By Leo Babauta
One thing I’ve been noticing in myself over the last few months, and I see other people doing it all the time, is thinking that my way is the right way to do things.
I bet you do it too.
We all do it — if we’re not worried that we’re doing things the wrong way, we seem to be sure that our way is the right way. Weirdly, I think we do both of these all the time.
Some ways I’ve thought my way was the best way recently:
- I judge people who don’t eat as healthy as me. Especially those who eat fast food.
- I look at people who carry lots of luggage when traveling, and think they don’t travel as well as I do with just one small backpack.
- I judge people who don’t exercise, and think that my way of exercising is the right way to do it.
- I have felt superior to people who smoke (even though I used to do it).
- I sneer at people who watch popular movies, listen to pop songs, watch too much TV (even though I’ve done all of these).
- I judge “bros,” hipsters, Internet trolls, gamers, startup culture, racists, misogynists, gluttons, people who have ads on their sites, people who drive big trucks, people who are on Facebook or Instagram too much, hoarders, people who aren’t neat or organized, people who don’t have their finances together, people who eat too much meat and cheese …

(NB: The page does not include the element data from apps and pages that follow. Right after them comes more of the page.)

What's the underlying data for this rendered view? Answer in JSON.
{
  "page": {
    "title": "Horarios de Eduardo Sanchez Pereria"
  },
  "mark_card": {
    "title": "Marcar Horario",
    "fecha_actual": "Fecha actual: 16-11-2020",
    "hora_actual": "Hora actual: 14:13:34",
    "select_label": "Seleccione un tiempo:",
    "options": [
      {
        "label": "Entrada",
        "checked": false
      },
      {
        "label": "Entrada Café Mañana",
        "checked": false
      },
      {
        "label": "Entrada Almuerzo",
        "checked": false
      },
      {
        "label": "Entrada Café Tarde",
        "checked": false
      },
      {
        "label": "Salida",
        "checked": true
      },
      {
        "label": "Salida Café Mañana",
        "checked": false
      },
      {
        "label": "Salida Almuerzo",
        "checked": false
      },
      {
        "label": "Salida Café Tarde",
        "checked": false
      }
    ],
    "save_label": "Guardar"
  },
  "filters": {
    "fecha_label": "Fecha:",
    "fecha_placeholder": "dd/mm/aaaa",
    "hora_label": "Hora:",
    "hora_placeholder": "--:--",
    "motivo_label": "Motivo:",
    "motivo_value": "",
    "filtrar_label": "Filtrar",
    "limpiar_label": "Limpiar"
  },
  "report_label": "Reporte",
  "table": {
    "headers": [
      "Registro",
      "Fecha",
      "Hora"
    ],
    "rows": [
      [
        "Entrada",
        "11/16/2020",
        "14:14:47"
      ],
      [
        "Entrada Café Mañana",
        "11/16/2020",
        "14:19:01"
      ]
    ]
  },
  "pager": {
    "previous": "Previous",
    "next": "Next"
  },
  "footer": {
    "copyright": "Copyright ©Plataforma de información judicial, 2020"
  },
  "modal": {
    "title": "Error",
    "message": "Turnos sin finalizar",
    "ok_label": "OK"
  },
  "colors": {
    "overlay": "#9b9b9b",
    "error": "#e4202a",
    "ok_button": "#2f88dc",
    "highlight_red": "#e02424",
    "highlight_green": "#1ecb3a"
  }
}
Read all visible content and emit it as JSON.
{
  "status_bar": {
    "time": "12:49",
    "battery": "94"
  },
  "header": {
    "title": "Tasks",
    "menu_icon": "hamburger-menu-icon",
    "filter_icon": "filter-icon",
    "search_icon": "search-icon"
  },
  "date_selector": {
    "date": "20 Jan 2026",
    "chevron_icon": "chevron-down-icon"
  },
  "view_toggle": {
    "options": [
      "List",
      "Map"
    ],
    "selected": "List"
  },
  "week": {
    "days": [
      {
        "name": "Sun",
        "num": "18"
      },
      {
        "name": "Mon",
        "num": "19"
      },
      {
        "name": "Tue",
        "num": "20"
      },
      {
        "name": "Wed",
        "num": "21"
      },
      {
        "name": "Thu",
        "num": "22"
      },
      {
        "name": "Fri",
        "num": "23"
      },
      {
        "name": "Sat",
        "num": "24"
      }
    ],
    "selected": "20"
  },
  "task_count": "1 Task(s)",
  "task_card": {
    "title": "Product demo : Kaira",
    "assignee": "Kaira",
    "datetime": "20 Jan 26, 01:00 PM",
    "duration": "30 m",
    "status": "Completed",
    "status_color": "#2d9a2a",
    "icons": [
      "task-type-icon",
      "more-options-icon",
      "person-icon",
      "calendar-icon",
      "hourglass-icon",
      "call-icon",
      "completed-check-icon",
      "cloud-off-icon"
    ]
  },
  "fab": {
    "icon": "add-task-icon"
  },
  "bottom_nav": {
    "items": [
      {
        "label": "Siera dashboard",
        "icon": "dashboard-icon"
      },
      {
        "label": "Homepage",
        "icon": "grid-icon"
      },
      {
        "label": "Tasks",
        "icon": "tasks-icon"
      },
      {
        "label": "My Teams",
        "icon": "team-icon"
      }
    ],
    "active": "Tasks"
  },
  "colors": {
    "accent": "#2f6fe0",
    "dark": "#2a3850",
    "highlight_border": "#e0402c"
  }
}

In other words, I judge everyone, in some way or another, for being different from me. And so, it seems, does everyone else. When someone doesn’t do things your way, you judge them. Your way is right. Or my way is.
This is, of course, just our natural reaction to other people who are different than us. When we stop to think about it, our way can’t possibly be the only right way. Other people just have different preferences, and the world would be boring if everyone were the same, if no one did things differently.
We want diversity. We want different ideas. We want a clash of cultures and ideas. We want to be exposed to a constant stream of differentness.
And so I urge you to pay attention to when you are thinking your way is better than someone else’s. Notice this, question it, and see if you can try to be curious about the other person’s way. How can their way be just as good as yours?
How can we drop judgment and embrace curiosity?
I’m trying this, and struggling with it, but the struggle is worth it.
from zen habits http://zenhabits.net/true-way/